REQUIRED WORK: Copy all lines below that use the word "website".

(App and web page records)
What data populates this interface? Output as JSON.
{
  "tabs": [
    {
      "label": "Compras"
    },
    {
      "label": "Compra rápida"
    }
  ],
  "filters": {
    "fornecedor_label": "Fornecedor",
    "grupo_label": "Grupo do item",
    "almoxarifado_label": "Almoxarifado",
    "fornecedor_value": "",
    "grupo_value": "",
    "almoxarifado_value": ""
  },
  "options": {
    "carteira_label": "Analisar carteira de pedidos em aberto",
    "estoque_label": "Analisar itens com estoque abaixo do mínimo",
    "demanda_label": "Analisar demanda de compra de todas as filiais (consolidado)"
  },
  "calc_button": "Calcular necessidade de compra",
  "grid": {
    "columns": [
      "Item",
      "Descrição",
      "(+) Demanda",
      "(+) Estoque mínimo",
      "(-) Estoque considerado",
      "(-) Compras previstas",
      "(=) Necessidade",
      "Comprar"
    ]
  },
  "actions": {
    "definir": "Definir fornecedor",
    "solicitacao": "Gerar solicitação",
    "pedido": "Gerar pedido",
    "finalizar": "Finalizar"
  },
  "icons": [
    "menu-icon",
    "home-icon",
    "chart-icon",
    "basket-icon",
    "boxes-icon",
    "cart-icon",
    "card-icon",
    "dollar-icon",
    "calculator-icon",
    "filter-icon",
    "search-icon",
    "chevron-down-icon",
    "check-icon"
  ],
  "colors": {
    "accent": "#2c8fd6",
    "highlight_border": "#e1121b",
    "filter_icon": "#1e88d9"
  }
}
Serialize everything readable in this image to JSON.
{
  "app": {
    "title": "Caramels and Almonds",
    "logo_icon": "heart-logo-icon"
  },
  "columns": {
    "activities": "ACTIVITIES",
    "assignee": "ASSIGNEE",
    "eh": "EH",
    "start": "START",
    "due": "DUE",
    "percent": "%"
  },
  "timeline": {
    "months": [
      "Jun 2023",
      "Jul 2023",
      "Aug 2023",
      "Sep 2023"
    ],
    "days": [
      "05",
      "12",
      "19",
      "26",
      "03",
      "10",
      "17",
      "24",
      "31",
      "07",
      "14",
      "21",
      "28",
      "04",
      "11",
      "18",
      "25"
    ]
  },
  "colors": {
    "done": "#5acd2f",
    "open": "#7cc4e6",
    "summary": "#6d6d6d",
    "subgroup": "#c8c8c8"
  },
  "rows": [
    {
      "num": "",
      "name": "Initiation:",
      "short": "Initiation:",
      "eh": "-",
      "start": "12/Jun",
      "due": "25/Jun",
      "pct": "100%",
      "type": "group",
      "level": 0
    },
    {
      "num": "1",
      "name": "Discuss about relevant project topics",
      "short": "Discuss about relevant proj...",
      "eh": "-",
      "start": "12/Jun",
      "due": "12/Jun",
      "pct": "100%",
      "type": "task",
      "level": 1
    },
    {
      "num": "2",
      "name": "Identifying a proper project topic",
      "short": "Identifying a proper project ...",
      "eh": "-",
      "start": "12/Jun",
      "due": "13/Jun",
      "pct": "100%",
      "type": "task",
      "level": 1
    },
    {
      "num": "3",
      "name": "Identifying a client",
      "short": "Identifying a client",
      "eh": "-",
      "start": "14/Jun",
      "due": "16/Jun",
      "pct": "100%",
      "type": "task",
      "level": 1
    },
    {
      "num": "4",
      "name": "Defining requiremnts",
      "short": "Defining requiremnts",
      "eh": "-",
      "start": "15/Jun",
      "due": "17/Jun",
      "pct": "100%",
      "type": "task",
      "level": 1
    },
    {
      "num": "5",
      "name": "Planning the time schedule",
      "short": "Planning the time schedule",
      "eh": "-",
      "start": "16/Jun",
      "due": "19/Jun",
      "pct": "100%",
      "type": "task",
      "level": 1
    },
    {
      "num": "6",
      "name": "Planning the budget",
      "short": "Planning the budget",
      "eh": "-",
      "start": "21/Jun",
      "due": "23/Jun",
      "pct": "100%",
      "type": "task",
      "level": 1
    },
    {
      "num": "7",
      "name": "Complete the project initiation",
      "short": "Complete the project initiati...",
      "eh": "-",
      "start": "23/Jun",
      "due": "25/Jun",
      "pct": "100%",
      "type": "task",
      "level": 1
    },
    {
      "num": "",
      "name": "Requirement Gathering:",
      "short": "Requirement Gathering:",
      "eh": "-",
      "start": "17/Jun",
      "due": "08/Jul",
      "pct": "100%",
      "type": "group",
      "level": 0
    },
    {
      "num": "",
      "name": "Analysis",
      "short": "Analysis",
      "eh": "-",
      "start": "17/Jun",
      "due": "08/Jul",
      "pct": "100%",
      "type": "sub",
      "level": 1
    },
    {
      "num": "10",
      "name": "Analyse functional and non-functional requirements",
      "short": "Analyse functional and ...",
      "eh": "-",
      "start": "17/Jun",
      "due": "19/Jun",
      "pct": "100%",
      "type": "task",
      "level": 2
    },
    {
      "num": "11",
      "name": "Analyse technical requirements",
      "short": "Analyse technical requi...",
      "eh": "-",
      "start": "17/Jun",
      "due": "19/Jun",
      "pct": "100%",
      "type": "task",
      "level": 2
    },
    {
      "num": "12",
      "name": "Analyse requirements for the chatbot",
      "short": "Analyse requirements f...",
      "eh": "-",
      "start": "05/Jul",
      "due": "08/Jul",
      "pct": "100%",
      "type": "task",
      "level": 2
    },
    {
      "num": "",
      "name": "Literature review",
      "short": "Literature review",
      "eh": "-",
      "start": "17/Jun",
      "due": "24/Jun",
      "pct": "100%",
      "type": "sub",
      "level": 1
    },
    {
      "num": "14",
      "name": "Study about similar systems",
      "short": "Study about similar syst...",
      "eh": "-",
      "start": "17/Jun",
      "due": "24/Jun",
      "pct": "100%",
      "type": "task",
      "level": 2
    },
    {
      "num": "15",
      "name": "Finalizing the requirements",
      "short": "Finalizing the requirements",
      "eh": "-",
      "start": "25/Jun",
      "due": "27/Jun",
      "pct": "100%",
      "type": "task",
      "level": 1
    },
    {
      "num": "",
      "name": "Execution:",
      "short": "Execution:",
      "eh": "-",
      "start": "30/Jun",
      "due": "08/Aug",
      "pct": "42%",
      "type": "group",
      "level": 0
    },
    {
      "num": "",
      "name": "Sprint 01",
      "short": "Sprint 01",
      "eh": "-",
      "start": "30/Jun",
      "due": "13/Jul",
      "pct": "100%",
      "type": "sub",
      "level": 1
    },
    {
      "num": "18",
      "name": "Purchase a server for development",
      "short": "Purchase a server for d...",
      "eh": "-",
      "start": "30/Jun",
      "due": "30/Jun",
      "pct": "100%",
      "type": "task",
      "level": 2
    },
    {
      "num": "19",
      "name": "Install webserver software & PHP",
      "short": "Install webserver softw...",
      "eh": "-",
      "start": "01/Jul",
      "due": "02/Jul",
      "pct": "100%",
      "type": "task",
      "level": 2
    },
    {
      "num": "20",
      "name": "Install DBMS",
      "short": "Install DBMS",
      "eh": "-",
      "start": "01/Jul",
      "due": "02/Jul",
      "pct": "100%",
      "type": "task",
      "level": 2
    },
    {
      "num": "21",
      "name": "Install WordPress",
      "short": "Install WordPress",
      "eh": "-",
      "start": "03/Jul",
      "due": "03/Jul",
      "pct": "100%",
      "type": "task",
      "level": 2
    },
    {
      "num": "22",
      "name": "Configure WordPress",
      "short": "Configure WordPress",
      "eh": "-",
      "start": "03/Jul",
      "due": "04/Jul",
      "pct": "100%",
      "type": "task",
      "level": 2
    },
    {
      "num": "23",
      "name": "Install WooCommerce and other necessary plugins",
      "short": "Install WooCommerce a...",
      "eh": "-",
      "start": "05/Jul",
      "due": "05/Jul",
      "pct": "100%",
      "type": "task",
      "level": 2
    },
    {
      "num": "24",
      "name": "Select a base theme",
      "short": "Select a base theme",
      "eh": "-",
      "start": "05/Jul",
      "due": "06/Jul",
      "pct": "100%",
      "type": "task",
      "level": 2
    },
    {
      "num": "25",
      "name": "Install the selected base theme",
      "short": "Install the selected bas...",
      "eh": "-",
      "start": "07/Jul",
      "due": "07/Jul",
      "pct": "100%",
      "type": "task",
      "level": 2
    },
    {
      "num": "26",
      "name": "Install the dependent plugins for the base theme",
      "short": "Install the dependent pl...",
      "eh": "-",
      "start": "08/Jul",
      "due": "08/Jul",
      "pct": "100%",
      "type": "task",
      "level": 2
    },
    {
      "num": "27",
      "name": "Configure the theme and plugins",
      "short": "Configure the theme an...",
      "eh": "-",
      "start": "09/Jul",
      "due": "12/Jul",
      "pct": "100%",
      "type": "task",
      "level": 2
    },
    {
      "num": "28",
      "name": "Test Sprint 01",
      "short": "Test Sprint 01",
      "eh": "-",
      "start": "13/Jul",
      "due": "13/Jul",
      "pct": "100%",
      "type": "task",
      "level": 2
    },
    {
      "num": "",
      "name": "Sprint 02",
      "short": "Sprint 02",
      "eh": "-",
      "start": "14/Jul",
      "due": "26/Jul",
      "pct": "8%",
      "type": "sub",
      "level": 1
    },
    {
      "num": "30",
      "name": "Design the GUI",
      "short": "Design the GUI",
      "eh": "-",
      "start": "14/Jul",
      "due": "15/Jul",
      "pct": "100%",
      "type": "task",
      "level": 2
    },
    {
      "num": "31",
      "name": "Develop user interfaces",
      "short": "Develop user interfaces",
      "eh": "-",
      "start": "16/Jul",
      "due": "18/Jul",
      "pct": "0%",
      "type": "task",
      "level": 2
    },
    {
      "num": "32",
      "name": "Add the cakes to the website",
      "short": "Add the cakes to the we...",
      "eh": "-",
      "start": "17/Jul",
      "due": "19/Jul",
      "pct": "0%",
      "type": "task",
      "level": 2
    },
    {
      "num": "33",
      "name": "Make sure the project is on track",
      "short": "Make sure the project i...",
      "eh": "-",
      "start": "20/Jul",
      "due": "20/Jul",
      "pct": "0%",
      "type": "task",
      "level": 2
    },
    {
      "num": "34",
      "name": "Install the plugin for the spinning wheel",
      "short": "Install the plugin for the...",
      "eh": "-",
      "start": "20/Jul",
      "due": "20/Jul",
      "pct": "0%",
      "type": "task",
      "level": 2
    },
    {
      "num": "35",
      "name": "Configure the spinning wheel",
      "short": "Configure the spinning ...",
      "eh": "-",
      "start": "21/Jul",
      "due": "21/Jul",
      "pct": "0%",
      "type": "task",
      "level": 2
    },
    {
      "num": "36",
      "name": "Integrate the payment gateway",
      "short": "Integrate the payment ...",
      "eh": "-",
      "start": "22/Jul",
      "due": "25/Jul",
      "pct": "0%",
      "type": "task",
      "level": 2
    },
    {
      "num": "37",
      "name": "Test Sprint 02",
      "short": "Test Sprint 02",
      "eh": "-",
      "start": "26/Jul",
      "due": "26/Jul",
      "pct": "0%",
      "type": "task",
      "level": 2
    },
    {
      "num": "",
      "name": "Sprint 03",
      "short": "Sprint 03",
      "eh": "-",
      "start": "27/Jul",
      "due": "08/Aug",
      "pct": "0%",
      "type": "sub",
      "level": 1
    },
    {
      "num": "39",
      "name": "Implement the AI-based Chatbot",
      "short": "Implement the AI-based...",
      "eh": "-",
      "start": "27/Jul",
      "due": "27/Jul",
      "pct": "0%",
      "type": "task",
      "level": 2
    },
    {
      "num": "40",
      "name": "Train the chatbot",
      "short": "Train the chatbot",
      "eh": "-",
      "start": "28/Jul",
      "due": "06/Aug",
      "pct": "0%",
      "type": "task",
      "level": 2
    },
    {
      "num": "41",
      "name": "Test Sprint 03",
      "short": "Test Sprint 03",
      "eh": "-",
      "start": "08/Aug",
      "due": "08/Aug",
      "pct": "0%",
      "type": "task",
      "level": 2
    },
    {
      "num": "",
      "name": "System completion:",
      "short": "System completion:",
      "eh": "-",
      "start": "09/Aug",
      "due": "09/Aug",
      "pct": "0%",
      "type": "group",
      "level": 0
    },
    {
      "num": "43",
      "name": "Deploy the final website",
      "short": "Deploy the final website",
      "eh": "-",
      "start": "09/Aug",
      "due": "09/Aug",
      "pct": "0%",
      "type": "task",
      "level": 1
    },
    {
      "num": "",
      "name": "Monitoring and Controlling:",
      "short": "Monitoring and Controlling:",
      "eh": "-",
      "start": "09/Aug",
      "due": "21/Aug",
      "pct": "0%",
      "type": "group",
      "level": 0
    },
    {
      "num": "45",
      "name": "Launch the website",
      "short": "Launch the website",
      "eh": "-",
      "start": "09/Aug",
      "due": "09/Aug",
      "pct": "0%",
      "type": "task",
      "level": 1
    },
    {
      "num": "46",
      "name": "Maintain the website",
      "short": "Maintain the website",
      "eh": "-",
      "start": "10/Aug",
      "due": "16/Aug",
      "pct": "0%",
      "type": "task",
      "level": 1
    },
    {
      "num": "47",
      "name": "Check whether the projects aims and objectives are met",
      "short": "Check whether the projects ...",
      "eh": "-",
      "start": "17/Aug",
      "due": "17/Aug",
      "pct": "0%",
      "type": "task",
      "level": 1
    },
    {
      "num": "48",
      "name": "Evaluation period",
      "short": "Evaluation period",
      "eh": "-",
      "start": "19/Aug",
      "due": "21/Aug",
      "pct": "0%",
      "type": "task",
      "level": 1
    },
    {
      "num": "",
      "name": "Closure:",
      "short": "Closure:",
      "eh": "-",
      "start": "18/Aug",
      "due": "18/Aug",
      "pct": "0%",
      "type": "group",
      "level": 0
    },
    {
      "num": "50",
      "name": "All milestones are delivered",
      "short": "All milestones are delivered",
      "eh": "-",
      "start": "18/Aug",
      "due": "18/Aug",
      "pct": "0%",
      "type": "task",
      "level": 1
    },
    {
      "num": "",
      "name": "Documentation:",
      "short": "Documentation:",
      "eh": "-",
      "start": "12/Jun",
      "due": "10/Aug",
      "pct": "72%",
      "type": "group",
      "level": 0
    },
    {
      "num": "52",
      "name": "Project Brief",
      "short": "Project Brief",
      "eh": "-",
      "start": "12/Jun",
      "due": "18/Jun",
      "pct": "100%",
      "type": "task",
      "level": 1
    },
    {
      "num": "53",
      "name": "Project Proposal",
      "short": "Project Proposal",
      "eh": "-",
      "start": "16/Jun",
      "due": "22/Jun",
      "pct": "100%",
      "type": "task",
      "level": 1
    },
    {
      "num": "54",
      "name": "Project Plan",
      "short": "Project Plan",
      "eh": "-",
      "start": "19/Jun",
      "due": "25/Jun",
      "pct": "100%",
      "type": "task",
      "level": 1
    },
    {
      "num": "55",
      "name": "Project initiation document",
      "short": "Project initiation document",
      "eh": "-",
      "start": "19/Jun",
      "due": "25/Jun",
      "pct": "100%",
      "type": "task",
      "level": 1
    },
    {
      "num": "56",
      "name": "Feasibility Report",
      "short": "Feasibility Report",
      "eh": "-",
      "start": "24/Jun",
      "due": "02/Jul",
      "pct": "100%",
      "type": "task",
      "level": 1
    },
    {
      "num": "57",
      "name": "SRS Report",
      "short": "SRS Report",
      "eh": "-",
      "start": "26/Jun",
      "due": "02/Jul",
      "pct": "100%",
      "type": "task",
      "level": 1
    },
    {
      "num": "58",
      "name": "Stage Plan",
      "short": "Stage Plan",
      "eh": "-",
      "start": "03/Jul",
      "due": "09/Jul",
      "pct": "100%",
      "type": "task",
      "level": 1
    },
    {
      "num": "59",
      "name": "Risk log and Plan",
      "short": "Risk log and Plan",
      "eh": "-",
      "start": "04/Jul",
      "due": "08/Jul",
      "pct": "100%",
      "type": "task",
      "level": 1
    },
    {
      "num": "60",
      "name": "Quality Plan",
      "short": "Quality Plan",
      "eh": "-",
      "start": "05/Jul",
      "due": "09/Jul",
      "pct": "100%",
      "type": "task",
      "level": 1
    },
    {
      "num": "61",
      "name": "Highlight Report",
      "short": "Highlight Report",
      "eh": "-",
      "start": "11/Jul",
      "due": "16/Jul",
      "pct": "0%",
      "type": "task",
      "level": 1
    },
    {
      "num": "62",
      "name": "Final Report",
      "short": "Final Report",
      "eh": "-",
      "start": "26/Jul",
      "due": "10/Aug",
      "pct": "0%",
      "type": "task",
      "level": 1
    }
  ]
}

EXERCISE OUTPUT:
      "name": "Add the cakes to the website",
      "name": "Deploy the final website",
      "short": "Deploy the final website",
      "name": "Launch the website",
      "short": "Launch the website",
      "name": "Maintain the website",
      "short": "Maintain the website",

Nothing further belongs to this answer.